What is gay? Is killing always wrong? What does abort mean? Why are these people slaves? Where do babies come from? She’s not married and she has a baby… how did that happen? What are d-r-u-g-s? Why is that mommy being so mean to her little girl?

It seems that these questions from H always hit me hard. The responsibility of teaching a child about the world and how to react to it weighs heavily on me some days. A child’s basic world view is largely set up before they are about 8-10 years old. How will I build in to my child’s life and attitude towards others? So usually, when big time questions hit, I take a breath, pray for wisdom and the right words, and dive in. When we teach our children about tough or private issues we try to keep these things in mind:

If they are old enough to ask the question, they are old enough for a honest and age appropriate answer. 

If they are asking us, we should take their query seriously. Usually if kids don’t receive a satisfactory answer they are not afraid to ask again somewhere else or make up their own reasoning. 

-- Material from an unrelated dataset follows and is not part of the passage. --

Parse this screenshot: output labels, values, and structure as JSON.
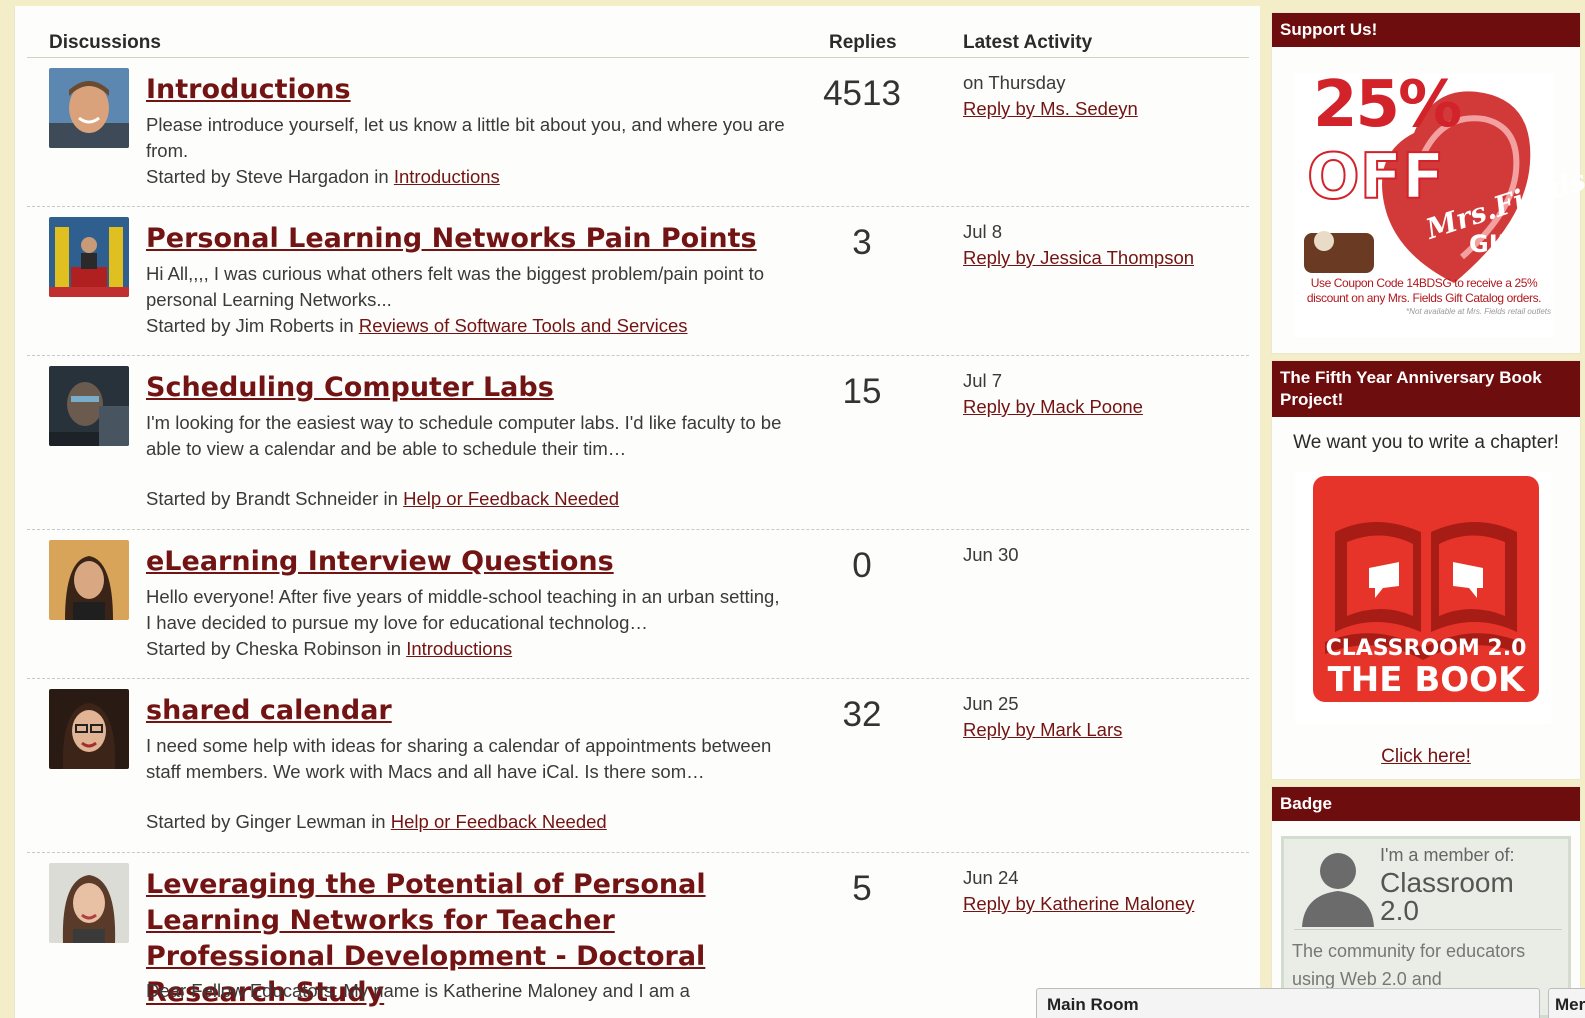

Now, if you think about it for a minute, these come out of common sense. Think back to your childhood. Children will either find or make up answers for their big questions. This is why children come up with all sorts of crazy ideas of where babies come from, why the sky is blue, or one of my personal favorites, what the stars are. One of my brothers convinced our two younger siblings the stars were holes in the sky from guns being shot upwards. I’m still unsure if he believed it himself or just made it up to pull their leg! Now while the stars question wasn’t a huge life impacting issue, sometimes a child’s questions can be. For example we could be talking about our child’s sexuality and view on healthy relationships. Again think back on your childhood, and your poor parent’s attempt to share with you about the birds and the bees! How did that affect your view on human sexuality even into adulthood? Some of these questions will require us as parents to stop and think hard about what really is Truth. We may have to be humble and tell our child “I don’t know, honey. Let me think about it.”. Children can see when you’re just making up stuff, and if you do they will be much less likely to ask you more questions later or believe you in the future. Be honest with your children. They will thank you one day.

So, to wrap up:

  • Think ahead about some of life’s big questions and how you would answer your child.
  • Pray, ask for wisdom.
  • Tell the truth.
  • Keep it simple. Don’t launch into a dissertation.
  • Don’t make them feel bad for asking. They need to feel secure in asking you the tough and personal questions.
  • Answer in an age appropriate manner.
  • Keep it short. Kids don’t usually want a long lecture, but want their question succinctly answered.
  • Ask them if they have any other questions. Keep the door open.